= Beginning of Section =

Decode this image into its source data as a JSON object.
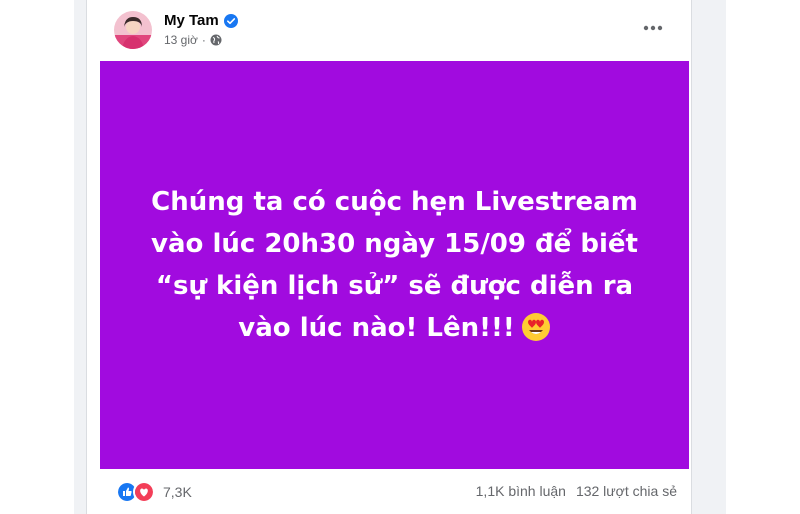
{
  "post": {
    "author": "My Tam",
    "time": "13 giờ",
    "separator": "·",
    "media_text": "Chúng ta có cuộc hẹn Livestream vào lúc 20h30 ngày 15/09 để biết “sự kiện lịch sử” sẽ được diễn ra vào lúc nào! Lên!!!",
    "media_color": "#a10bdf"
  },
  "reactions": {
    "icons": [
      "like-icon",
      "love-icon"
    ],
    "count": "7,3K"
  },
  "stats": {
    "comments": "1,1K bình luận",
    "shares": "132 lượt chia sẻ"
  }
}
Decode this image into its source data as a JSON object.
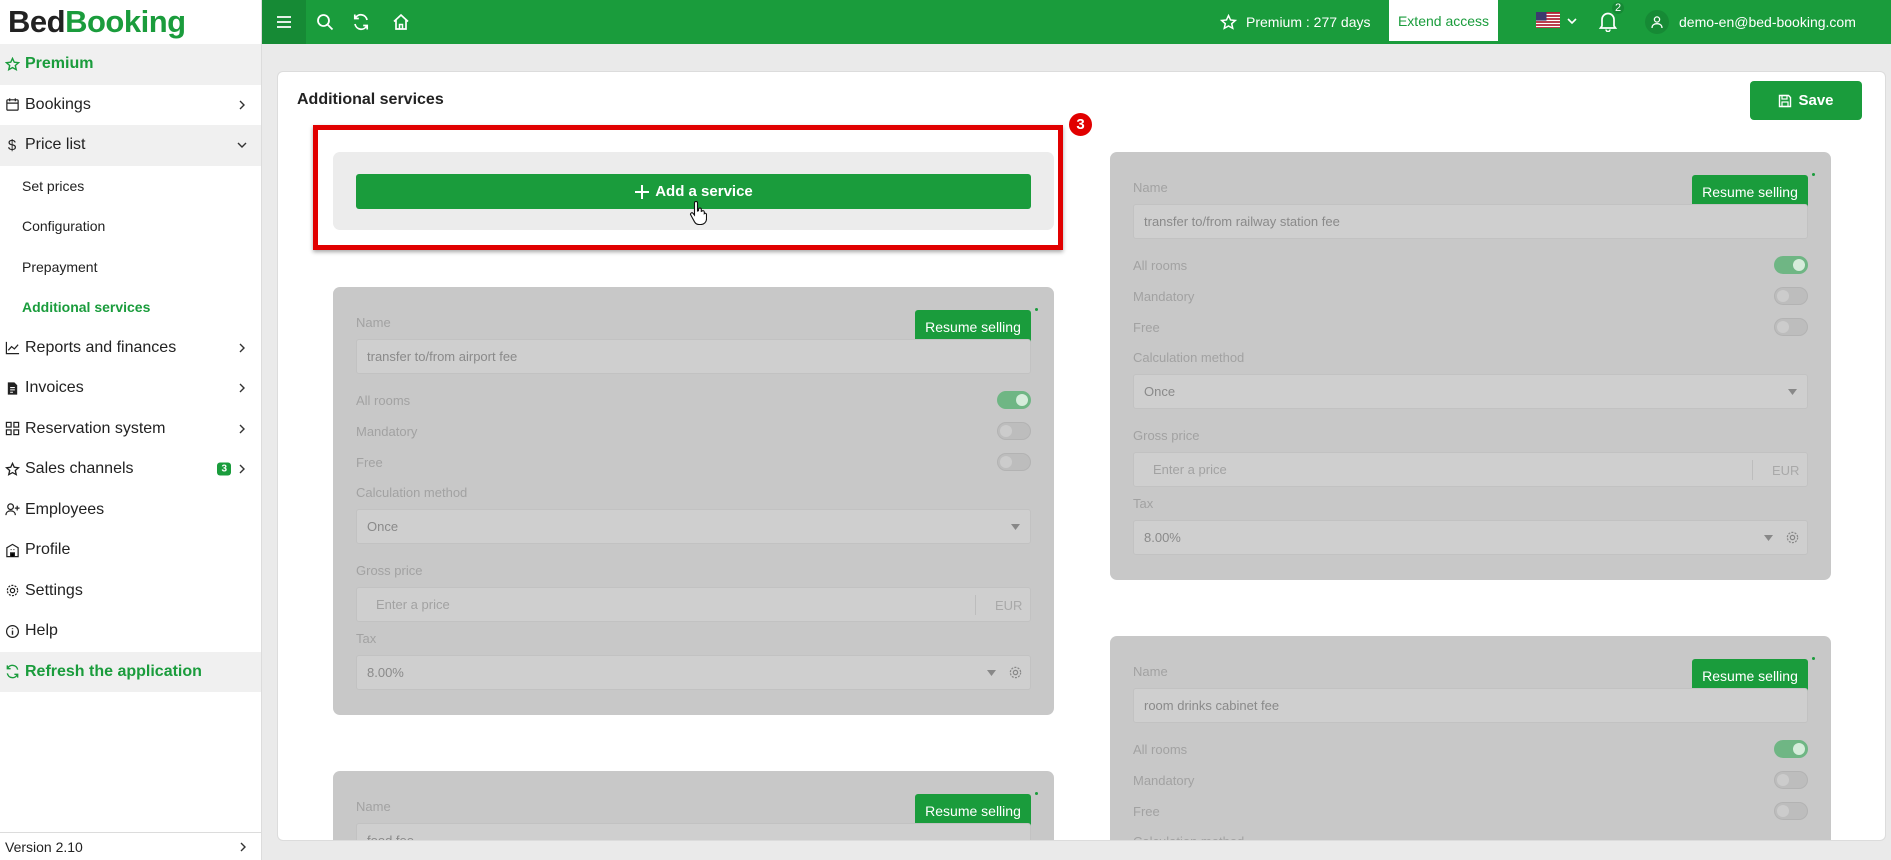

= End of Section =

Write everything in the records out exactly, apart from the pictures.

Decode this image into its source data as a JSON object.
{
  "post": {
    "author": "My Tam",
    "time": "13 giờ",
    "separator": "·",
    "media_text": "Chúng ta có cuộc hẹn Livestream vào lúc 20h30 ngày 15/09 để biết “sự kiện lịch sử” sẽ được diễn ra vào lúc nào! Lên!!!",
    "media_color": "#a10bdf"
  },
  "reactions": {
    "icons": [
      "like-icon",
      "love-icon"
    ],
    "count": "7,3K"
  },
  "stats": {
    "comments": "1,1K bình luận",
    "shares": "132 lượt chia sẻ"
  }
}
Decode this image into its source data as a JSON object.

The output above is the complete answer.